About this task = If a line in the data below contains "Nöbet", copy it.

Data records =
/---

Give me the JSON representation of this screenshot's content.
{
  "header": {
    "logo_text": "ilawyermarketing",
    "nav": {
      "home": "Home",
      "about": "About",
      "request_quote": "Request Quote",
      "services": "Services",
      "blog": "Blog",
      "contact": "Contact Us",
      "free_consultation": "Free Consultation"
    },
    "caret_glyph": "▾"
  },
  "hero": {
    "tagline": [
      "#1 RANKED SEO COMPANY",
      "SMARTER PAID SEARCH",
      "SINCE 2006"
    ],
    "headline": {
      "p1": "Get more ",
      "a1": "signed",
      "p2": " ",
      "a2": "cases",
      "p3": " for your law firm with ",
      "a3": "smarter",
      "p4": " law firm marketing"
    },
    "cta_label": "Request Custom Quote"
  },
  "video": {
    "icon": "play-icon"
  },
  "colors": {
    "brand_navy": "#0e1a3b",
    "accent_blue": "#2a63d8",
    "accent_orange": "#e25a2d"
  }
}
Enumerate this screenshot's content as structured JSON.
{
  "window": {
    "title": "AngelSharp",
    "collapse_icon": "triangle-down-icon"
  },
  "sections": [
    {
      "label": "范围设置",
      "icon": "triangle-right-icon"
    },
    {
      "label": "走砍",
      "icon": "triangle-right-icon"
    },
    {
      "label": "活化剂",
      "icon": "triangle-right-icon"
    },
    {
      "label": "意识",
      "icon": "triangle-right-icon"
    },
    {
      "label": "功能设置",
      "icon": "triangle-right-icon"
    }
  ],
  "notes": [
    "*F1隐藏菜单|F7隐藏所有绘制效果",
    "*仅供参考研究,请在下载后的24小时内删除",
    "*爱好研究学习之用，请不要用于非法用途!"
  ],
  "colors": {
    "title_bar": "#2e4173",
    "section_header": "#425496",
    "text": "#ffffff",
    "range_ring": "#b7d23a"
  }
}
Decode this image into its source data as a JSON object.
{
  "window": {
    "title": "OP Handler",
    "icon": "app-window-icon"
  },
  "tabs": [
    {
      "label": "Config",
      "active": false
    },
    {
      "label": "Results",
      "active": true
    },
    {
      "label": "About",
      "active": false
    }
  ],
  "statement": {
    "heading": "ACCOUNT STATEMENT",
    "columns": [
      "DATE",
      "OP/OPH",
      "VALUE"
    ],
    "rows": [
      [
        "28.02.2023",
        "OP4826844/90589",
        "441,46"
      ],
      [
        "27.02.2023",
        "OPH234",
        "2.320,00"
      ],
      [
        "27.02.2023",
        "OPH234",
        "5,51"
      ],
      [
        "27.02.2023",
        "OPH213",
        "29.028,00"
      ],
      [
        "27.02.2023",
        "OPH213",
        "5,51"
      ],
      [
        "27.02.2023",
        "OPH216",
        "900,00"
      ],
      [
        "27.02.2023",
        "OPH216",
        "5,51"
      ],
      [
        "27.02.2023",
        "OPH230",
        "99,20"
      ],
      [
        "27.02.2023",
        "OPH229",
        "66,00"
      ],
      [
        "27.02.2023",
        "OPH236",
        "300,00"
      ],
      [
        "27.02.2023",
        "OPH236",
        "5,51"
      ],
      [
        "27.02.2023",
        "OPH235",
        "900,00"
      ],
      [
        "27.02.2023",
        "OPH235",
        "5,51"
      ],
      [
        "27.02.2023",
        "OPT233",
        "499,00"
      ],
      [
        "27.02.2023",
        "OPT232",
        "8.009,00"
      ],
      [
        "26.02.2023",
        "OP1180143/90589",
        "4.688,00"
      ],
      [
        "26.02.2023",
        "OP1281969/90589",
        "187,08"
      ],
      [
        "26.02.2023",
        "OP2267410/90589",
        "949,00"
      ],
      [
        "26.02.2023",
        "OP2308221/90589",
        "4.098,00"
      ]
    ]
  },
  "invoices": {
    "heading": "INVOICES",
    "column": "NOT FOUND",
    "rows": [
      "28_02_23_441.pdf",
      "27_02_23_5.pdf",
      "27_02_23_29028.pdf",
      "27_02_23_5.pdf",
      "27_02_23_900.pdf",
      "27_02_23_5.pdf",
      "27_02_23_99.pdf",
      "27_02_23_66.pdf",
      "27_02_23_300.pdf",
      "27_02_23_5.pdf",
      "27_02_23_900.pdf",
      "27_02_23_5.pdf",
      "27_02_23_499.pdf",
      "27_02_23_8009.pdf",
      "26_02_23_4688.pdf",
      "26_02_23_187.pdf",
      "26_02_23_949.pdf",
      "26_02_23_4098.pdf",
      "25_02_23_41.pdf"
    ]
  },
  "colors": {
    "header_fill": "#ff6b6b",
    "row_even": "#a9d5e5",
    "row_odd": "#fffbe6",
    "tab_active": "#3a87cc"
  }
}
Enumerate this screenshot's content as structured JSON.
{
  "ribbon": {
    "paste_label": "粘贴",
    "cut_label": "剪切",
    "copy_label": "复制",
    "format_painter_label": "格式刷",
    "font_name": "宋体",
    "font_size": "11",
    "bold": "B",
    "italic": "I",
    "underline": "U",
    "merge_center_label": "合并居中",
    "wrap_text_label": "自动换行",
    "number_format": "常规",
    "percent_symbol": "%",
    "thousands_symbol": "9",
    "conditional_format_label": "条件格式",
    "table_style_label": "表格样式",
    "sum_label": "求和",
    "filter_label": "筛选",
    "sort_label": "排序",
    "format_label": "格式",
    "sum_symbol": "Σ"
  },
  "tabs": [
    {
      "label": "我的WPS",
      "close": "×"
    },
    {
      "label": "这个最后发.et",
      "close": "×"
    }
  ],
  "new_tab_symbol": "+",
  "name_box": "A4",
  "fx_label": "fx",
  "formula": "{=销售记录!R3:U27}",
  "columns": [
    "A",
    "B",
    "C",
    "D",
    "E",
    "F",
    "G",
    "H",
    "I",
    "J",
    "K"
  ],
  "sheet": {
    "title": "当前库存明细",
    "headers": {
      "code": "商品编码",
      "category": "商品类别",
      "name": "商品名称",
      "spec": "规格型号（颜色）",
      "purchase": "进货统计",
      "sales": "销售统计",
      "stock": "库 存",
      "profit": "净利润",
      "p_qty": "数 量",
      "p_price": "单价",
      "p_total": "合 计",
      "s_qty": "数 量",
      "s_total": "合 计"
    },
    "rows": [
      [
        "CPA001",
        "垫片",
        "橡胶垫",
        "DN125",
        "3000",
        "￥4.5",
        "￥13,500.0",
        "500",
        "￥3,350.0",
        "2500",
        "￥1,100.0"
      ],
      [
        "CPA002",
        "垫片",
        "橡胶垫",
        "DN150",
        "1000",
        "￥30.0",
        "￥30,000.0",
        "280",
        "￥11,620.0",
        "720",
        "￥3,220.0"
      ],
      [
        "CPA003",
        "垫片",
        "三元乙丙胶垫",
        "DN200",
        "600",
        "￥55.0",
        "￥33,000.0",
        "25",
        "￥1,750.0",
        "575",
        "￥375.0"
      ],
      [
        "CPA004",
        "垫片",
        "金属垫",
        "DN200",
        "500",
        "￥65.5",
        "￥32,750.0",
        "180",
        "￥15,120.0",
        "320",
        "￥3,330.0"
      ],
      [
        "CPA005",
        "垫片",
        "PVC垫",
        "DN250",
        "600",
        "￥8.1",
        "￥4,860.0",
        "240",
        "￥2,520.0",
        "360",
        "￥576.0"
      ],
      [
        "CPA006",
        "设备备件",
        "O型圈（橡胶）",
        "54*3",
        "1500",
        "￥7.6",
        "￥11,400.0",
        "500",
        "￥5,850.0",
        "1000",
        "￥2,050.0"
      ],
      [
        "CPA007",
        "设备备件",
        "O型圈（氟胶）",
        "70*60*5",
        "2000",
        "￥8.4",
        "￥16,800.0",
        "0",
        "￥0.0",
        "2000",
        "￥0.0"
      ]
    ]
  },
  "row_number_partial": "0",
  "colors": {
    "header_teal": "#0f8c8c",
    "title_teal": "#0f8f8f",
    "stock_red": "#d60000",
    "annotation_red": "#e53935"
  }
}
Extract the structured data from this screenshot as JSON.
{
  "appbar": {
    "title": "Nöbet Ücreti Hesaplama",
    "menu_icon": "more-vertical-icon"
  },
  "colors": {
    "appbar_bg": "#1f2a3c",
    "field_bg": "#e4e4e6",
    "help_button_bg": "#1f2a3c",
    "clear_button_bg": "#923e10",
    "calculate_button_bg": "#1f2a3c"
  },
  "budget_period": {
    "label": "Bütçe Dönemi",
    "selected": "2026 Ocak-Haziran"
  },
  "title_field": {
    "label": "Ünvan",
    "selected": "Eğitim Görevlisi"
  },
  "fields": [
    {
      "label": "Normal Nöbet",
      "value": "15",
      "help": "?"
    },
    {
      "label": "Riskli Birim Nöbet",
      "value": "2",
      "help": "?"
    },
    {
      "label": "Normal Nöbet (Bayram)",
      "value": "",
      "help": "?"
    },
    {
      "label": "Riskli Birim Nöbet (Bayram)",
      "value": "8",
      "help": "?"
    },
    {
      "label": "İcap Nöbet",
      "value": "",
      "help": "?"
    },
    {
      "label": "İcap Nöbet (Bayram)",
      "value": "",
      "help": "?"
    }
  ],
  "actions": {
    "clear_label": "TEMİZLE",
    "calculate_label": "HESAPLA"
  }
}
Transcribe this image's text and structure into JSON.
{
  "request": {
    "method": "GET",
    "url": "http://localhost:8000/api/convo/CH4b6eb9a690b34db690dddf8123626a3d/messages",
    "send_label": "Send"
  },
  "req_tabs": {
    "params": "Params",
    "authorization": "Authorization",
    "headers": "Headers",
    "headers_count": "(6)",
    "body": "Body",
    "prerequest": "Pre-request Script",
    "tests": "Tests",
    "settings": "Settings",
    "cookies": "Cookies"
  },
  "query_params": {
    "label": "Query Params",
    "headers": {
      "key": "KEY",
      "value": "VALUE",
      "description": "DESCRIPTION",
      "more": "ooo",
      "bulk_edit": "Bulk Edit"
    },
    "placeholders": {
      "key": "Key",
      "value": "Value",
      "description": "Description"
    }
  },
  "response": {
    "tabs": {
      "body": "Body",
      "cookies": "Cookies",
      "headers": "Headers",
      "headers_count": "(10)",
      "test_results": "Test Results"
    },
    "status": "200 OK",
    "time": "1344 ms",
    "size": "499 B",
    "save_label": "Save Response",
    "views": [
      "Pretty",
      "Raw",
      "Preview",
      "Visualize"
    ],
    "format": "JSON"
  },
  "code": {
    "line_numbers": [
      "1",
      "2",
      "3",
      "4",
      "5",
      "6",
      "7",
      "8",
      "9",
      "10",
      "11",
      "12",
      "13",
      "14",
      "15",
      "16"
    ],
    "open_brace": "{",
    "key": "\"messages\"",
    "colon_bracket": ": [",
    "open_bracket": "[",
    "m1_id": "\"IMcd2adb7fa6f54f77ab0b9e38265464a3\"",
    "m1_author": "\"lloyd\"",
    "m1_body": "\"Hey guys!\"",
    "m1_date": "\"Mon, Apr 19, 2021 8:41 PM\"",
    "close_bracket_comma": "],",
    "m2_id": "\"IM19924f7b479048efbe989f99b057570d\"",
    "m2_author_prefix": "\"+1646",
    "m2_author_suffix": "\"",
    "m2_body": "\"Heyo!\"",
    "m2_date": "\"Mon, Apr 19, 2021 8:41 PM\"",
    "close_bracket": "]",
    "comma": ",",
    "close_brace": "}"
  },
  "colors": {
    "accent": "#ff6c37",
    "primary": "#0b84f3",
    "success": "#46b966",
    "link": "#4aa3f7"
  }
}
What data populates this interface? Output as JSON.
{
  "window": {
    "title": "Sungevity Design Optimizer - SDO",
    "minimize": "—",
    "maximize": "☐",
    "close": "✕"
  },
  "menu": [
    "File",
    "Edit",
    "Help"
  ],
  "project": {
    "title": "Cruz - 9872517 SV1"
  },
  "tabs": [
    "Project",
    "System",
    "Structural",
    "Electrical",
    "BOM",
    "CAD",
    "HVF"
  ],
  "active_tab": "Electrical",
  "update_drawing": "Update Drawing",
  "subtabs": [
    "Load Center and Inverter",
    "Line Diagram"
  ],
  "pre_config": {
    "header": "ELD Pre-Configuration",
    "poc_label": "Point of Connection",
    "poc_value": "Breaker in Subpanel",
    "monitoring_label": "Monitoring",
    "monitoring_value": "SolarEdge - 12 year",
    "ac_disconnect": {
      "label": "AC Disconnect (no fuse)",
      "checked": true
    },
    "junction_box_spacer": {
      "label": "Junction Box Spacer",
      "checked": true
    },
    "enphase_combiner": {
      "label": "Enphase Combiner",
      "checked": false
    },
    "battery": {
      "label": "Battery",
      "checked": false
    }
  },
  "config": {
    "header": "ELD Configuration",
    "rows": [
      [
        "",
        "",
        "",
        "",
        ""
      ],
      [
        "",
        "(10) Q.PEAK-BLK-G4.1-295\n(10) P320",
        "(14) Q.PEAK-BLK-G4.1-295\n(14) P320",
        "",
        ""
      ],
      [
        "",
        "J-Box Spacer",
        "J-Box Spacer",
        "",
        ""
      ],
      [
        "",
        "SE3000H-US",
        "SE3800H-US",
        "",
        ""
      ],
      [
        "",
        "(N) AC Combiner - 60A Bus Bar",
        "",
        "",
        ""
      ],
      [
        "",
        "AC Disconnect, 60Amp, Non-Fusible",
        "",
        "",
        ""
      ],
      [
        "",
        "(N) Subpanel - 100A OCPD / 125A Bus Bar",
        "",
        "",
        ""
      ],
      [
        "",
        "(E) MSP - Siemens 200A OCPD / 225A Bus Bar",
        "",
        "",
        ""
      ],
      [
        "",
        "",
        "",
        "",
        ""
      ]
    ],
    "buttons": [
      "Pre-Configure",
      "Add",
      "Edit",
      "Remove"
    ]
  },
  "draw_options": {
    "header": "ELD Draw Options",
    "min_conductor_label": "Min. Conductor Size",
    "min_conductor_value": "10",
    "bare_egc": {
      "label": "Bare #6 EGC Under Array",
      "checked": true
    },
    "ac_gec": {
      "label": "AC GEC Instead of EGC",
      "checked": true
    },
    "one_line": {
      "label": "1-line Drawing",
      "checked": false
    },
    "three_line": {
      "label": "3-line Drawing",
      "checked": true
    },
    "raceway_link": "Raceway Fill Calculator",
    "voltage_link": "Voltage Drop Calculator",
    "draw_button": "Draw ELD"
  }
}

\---

Written answer =
    "title": "Nöbet Ücreti Hesaplama",
      "label": "Normal Nöbet",
      "label": "Riskli Birim Nöbet",
      "label": "Normal Nöbet (Bayram)",
      "label": "Riskli Birim Nöbet (Bayram)",
      "label": "İcap Nöbet",
      "label": "İcap Nöbet (Bayram)",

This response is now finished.